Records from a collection

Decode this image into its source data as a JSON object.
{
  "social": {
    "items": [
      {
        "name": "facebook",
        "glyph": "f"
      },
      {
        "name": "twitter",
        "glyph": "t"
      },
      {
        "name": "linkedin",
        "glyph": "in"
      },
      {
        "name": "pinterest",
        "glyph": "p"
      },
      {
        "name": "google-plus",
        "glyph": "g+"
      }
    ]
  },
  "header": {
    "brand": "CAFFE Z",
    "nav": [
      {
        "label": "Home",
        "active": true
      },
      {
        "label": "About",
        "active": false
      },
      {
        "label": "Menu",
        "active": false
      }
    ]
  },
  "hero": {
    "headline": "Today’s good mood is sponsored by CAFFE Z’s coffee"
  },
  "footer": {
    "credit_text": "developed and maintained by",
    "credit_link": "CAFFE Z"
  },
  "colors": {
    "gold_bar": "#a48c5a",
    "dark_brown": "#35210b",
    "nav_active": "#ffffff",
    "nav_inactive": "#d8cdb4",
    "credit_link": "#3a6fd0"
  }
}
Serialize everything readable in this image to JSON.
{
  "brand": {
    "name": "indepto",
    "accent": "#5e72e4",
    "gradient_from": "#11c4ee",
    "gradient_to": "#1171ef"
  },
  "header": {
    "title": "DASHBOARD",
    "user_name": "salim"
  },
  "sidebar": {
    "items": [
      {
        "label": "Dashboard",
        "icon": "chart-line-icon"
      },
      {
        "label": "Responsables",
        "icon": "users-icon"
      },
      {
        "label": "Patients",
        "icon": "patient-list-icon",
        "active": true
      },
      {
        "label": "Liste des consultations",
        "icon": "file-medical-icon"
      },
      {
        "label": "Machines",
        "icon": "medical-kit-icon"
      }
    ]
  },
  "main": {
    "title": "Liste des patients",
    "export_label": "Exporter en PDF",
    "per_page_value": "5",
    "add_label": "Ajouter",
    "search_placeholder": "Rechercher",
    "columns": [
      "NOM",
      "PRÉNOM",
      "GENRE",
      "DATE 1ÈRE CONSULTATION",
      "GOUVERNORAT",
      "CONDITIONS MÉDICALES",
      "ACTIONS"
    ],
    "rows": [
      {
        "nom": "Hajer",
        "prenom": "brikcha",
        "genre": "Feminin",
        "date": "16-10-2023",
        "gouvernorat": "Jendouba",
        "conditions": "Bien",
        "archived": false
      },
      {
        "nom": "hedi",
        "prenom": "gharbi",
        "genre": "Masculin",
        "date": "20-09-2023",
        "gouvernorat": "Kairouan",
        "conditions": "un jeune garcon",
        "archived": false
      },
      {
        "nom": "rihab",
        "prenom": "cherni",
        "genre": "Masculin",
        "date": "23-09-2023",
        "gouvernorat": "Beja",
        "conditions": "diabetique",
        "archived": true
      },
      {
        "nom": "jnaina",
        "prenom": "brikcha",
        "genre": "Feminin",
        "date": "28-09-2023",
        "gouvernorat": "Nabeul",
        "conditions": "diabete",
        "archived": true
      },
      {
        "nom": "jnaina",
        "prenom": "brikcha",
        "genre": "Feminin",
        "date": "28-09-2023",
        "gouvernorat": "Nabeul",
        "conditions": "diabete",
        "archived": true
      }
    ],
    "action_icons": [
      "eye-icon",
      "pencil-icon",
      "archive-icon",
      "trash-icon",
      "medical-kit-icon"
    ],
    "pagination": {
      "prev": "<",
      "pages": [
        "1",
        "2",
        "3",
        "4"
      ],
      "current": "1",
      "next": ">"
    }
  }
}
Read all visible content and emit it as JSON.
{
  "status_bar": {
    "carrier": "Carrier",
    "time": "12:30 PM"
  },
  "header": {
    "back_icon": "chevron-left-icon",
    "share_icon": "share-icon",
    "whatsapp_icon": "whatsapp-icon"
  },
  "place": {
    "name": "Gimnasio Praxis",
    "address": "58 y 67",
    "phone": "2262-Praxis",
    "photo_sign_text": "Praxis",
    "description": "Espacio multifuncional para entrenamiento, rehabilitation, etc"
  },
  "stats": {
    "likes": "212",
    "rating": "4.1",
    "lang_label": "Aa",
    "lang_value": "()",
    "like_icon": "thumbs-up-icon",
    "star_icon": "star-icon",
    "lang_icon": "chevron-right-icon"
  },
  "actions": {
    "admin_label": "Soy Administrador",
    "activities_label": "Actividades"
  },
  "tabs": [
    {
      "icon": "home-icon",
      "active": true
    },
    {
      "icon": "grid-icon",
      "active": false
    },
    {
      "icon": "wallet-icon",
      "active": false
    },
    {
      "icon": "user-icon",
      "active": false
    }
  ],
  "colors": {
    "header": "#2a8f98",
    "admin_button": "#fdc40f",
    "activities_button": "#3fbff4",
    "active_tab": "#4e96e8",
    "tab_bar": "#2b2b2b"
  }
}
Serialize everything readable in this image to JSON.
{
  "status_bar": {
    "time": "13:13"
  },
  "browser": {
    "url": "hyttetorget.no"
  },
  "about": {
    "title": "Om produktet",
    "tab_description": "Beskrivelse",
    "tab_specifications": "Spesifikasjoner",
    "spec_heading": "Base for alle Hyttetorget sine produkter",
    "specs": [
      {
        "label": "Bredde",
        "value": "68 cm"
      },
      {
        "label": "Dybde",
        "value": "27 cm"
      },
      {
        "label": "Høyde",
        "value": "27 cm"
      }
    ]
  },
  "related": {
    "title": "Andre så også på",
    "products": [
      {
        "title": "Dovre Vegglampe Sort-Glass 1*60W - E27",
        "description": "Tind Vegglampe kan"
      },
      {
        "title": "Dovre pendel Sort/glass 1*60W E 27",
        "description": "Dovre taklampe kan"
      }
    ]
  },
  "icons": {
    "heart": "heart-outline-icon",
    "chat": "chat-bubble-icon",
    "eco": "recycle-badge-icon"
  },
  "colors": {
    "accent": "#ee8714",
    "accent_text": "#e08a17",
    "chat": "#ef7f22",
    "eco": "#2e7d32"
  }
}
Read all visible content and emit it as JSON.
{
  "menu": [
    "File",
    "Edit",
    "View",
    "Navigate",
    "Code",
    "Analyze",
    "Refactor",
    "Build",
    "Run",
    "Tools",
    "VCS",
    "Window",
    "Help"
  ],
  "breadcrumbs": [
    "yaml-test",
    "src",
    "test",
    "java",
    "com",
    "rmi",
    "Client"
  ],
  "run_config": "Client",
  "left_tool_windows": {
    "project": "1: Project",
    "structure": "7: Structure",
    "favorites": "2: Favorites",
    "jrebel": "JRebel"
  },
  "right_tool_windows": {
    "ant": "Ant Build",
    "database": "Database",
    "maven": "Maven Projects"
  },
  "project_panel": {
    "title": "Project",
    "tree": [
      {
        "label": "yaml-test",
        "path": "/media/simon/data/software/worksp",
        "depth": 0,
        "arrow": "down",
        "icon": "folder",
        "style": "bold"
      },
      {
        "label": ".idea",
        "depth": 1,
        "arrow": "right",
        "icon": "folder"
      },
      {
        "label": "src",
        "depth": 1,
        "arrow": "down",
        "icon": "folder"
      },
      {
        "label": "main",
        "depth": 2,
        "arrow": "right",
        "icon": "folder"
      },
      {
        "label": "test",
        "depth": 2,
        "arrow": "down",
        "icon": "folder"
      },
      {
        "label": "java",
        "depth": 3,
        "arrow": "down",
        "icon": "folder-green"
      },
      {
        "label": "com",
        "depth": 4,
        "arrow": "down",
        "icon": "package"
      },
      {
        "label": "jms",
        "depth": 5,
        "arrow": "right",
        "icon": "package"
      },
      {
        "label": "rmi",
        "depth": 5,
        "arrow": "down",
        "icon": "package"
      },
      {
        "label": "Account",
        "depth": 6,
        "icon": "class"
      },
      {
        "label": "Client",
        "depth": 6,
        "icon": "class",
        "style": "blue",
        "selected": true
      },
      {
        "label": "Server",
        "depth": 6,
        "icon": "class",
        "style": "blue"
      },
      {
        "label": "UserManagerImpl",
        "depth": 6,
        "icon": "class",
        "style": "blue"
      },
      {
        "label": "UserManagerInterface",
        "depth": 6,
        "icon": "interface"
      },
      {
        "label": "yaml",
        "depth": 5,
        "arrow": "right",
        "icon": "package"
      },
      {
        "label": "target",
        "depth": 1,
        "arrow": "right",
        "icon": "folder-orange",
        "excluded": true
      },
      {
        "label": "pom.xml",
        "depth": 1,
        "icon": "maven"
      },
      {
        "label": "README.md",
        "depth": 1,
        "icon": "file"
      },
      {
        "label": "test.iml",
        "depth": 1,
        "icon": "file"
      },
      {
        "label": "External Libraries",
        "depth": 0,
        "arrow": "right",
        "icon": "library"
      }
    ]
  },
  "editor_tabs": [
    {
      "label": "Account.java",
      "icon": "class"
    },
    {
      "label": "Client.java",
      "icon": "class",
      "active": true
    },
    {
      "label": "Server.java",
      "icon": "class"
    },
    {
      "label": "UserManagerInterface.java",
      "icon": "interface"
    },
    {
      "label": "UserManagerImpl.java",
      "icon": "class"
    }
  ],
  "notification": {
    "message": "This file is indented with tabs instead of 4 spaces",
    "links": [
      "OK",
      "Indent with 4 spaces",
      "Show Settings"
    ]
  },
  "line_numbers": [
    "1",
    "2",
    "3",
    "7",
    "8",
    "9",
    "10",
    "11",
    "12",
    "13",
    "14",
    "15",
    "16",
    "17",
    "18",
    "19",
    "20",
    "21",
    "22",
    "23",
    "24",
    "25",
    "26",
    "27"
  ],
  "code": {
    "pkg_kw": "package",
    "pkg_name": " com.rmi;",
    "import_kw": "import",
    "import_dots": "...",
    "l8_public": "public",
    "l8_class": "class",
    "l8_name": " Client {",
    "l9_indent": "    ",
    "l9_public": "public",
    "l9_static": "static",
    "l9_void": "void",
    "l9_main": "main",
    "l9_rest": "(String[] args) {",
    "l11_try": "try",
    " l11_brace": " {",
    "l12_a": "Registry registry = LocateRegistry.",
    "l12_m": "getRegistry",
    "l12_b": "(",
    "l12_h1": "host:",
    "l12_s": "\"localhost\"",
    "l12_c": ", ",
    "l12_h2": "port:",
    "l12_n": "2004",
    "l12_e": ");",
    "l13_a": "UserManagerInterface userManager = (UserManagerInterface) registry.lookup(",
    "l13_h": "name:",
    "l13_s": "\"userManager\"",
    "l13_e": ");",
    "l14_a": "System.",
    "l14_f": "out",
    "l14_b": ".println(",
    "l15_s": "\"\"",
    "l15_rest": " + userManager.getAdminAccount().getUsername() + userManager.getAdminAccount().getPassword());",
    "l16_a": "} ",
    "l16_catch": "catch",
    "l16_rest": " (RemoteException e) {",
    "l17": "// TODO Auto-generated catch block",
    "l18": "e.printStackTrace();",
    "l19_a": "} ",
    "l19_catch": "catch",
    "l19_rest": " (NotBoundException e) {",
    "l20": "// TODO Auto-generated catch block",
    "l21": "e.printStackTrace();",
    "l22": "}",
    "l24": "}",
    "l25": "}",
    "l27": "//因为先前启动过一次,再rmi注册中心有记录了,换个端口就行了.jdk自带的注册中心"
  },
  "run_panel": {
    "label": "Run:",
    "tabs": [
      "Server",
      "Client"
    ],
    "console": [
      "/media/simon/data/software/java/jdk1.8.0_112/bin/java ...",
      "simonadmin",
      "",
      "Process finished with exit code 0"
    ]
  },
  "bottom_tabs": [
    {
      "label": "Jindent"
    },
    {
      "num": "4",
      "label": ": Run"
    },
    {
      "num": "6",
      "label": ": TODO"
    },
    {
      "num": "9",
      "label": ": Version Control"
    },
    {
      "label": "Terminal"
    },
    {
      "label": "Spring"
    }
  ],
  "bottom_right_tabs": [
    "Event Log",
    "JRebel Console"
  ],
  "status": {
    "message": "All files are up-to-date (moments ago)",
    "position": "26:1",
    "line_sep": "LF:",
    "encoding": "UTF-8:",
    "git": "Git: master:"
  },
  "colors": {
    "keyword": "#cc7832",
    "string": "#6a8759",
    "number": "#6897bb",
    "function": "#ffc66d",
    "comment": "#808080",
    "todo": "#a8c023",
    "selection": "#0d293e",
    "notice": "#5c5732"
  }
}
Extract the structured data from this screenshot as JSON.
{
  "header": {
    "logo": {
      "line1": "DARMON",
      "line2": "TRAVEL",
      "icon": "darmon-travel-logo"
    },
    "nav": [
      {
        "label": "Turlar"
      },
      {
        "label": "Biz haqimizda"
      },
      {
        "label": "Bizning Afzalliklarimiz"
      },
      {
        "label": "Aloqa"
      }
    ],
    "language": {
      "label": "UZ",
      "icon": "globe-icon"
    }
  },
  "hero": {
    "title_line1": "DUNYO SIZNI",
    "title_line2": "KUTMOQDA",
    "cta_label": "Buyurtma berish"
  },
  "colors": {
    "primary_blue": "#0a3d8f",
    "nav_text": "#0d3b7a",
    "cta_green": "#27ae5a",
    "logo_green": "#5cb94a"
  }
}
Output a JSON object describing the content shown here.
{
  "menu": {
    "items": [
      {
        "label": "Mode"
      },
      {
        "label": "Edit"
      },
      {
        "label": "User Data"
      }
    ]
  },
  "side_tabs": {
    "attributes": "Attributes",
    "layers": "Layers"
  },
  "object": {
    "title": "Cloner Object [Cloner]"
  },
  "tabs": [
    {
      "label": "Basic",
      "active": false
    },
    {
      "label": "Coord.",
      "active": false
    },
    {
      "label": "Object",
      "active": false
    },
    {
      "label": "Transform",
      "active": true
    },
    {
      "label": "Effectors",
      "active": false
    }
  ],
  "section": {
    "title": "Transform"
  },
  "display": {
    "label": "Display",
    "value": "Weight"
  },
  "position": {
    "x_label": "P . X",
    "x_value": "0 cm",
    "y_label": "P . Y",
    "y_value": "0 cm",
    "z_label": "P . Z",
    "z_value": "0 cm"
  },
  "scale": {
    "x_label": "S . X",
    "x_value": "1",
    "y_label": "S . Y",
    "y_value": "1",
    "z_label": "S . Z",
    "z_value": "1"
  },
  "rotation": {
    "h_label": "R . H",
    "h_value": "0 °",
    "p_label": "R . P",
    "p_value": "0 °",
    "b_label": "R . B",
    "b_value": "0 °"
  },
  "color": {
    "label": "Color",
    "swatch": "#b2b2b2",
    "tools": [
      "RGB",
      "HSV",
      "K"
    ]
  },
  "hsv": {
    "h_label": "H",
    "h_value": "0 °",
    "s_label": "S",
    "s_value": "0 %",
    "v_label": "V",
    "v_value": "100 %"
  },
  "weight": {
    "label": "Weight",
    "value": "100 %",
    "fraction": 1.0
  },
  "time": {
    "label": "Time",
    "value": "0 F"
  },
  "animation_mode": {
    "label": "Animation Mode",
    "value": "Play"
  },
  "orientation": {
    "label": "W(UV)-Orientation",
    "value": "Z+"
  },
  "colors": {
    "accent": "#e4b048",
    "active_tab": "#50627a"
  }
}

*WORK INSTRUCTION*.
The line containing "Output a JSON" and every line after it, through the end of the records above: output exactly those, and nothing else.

*YOUR RESPONSE*.
Output a JSON object describing the content shown here.
{
  "menu": {
    "items": [
      {
        "label": "Mode"
      },
      {
        "label": "Edit"
      },
      {
        "label": "User Data"
      }
    ]
  },
  "side_tabs": {
    "attributes": "Attributes",
    "layers": "Layers"
  },
  "object": {
    "title": "Cloner Object [Cloner]"
  },
  "tabs": [
    {
      "label": "Basic",
      "active": false
    },
    {
      "label": "Coord.",
      "active": false
    },
    {
      "label": "Object",
      "active": false
    },
    {
      "label": "Transform",
      "active": true
    },
    {
      "label": "Effectors",
      "active": false
    }
  ],
  "section": {
    "title": "Transform"
  },
  "display": {
    "label": "Display",
    "value": "Weight"
  },
  "position": {
    "x_label": "P . X",
    "x_value": "0 cm",
    "y_label": "P . Y",
    "y_value": "0 cm",
    "z_label": "P . Z",
    "z_value": "0 cm"
  },
  "scale": {
    "x_label": "S . X",
    "x_value": "1",
    "y_label": "S . Y",
    "y_value": "1",
    "z_label": "S . Z",
    "z_value": "1"
  },
  "rotation": {
    "h_label": "R . H",
    "h_value": "0 °",
    "p_label": "R . P",
    "p_value": "0 °",
    "b_label": "R . B",
    "b_value": "0 °"
  },
  "color": {
    "label": "Color",
    "swatch": "#b2b2b2",
    "tools": [
      "RGB",
      "HSV",
      "K"
    ]
  },
  "hsv": {
    "h_label": "H",
    "h_value": "0 °",
    "s_label": "S",
    "s_value": "0 %",
    "v_label": "V",
    "v_value": "100 %"
  },
  "weight": {
    "label": "Weight",
    "value": "100 %",
    "fraction": 1.0
  },
  "time": {
    "label": "Time",
    "value": "0 F"
  },
  "animation_mode": {
    "label": "Animation Mode",
    "value": "Play"
  },
  "orientation": {
    "label": "W(UV)-Orientation",
    "value": "Z+"
  },
  "colors": {
    "accent": "#e4b048",
    "active_tab": "#50627a"
  }
}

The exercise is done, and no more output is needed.